                                There is now something called a Provisional Patent Application, often referred to as a PPA.  I think it should be referred to as a ppA, with the emphasis on the A for Application.  A lot of people erroneously say they have a "provisional patent" when they in fact do not have a patent, only an application.  There is no such thing as a provisional patent.  The ppA allows someone to file a relatively simple document and establish a filing date.  Since we (the U.S.) are now a "first to file" system this early filing date becomes important.  The ppA has a life of one year, during which you can legally claim patent pending for your invention.  Within this one-year window you should turn the ppA into a formal utility patent application.  The USPTO never looks at the ppA unless and until after the formal application is filed.  Eighteen months after the initial filing of the ppA if it is turned into a formal patent application the application is published on the USPTO's website.  US Published Application Full-Text Database Boolean Search   This site is updated every Thursday with newly published applications.  They update the site for issued patents every Tuesday:  US Patent Full-Text Database Boolean Search

                                 

                                If you want learn more then I suggest subscribing to the daily blog from IPWatchdog.com | Patents & Patent Law - Patents, Software Patents, Patent Applications & Patent Law You can also search their site for previous articles.  These are superb and short, a very valuable resource.

                                  • Re: Are patents worth the cost and effort?
                                    John Stoltzfus

                                    Thanks for the explanation, we have a very good patent attorney in this area, and I had multiple meetings with him over the years, but it's been a while. 

                                    • Re: Are patents worth the cost and effort?
                                      Dennis Dohogne

                                      I wrote the above to clarify what is kept secret and when regarding a patent application.  You can tell the USPTO at the time of filing that you do not want the application to be made public, otherwise it will be published 18 months from its filing date.

                                       

                                      However, in the comments above about royalties being about 1/3 while in the patent pending stage, the company you license the invention to will want to see the application, even if it is not available to the public.  They are not about to pay for something if they think the application will not turn into a patent or if they think the patent will be weak.
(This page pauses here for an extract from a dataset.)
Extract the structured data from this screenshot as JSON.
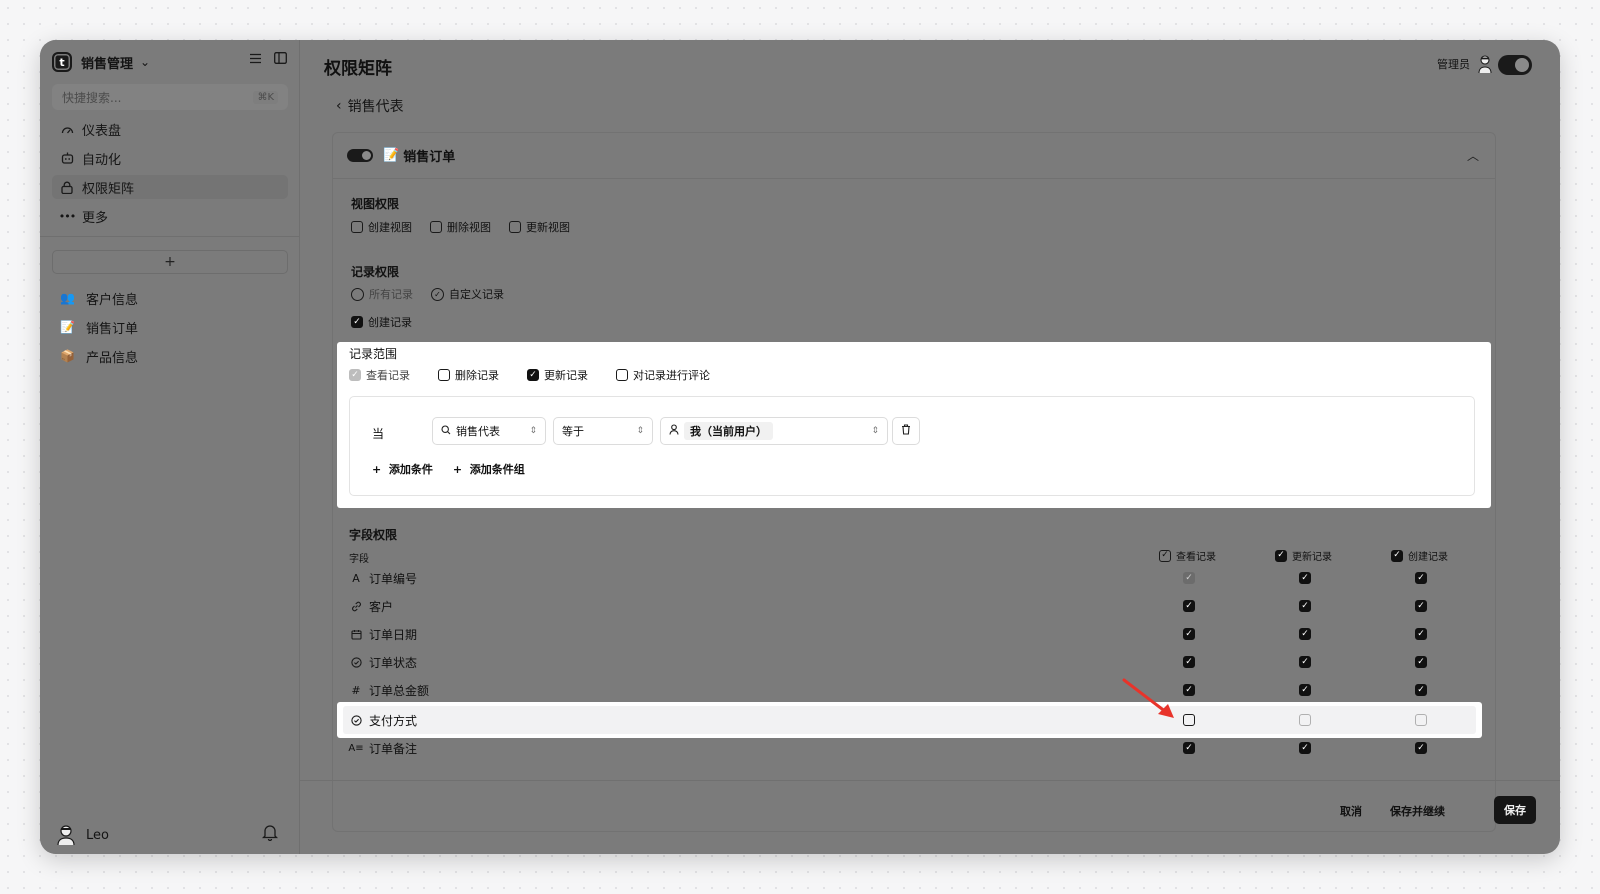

                              • Re: Are patents worth the cost and effort?
                                Jim Steinmeyer

                                Just for reference,

                                The company I work at is in litigation over a patent we filed a few years ago. A competitor later came out with a similar design where they angled the paddles about 5° and changed nothing else. We filed a cease-n-desist which they ignored  and then we filed a law suit. The suit has been on going since before I came here (2 years ago) and won't go to court for at least another 8 months.

                                 

                                Seems to me that the only ones benefiting from this are the attorneys and "expert" witnesses on both sides.

                                • Re: Are patents worth the cost and effort?
                                  Christian Chu

                                  It's a long process (at leas a yr) and costly. We did all the patents to prevent the copy from our competitor and it works well - here is the one

                                  The most important is the writing part from the lawyer (make sure to hire a good patent lawyer) which stops any design similar to the patent. AFAIK, we and our competitors always search the patent for the design to avoid the lawsuits